I also decided to use Twine for this and moving forward. One of the other things that can be a blocker when trying to develop games is trying to decide on what framework/engine to use. I recently finished reading Chris DeLeon’s scrappy audiobook, Self-Command and I’ve been trying out his technique of writing down that thing you don’t want to do, setting a time limit and starting on it immediately after you finish writing it down. That helped, not only with keeping up my writing habit, but also for just making a decision on using Twine (as opposed to learning Unity right now), in the spirit that doing something is always better than doing nothing.

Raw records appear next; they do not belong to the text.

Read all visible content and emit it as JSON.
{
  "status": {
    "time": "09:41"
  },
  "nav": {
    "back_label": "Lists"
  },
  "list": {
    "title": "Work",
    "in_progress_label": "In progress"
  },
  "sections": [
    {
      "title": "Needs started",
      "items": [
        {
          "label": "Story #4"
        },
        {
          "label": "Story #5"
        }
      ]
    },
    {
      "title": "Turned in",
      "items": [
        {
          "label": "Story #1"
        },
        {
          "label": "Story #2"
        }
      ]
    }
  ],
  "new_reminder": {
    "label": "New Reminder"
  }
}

I’ve written about the ease of Twine previously, as well as how you can insert JavaScript to track choices using xAPI as well as for added functionality. In this case, the only major stumbling block was figuring out JavaScript functionality to simulate time passing and then getting that time to show in the UI. But that’s something that many others have wanted to accomplish and a quick look through Twine’s forums showed me a script to use.

An Extra Piece of Framing

I’m a part of a learning experience design group at work and we recently had a session about storytelling in instructional design. The presenter brought up a really good point that made me think back to the elearning secrets webinar: scenarios are not stories. I found that that resonated with this formula and it made me remember that I should think about crafting an entire story and use the scenarios as the moments of conflict. Don’t start with a scenario, start with a story. That is a great extra piece of framing for me.

He also talked about the importance of knowing your audience for storytelling. Whereas story is effective for helping to frame the importance of a behavior and helping people to understand it, some audiences would much rather have a quick, refrencable job-aid rather than go through a story and scenarios. It’s worth looking at whether or not or how we should cater to both.


I really love The Uber Game so that was my main source of inspiration for the UI game.


The experience isn’t perfect, but I’m really quite happy with it. Check it out and let me know what you think!

game screenshot
Try the Interactive Fiction!

Instructional Design Implications

My original intent with the game was to create something that might be useful as an onboarding experience and would get a player used to internal tools to help them navigate a multi-building campus. I don’t think it works entirely in it’s current form, but I do think that, with a few tweaks, it could perform that function. For example, links could go to a company intranet, actual campus maps, etc. Of course, that would mean that it might work best after official hire and access to internal systems, as opposed to pre-hire or before the player had been integrated into work systems.

Going Forward

One of the things I planned to do was to give the game some polish by integrating illustrations and sound effects. But by the time I got around to it, I was having some difficulty getting myself to finish this part. So I thought that I’d better just wrap it up and move on to the next one. That said, I think it might be a good idea to design with the graphics and SFX in mind from the beginning, especially since I’m not creating them myself. I found it difficult to think about what images I should show of each passage. On the other hand, when I look at some of my favorite interactive fiction, it might be better for me to concentrate on the writing bit. Adding xAPI statements would also be an extra task, but if I’m not actually going to use the data, it doesn’t seem worthwhile. I might consider it whenever I move on to larger, more in-depth projects.

Another thing that I’ll say at this point is that it feels more appropriate to call this interactive fiction rather than a game. I’m not entirely sure why that is, but somehow game doesn’t seem to fit. It’s one of the reasons I think I like saying “gameful experiences.” There’s something about this that is definitely interactive but doesn’t quite seem to meet the game criteria. It may just be an internal thing.

I plan to continue writing more stories throughout the year. Hopefully they will get bigger and more complex. And perhaps, by the end of the year, I’ll have something closer to the scale of a Choice Of Games game! (that’s my goal, anyway)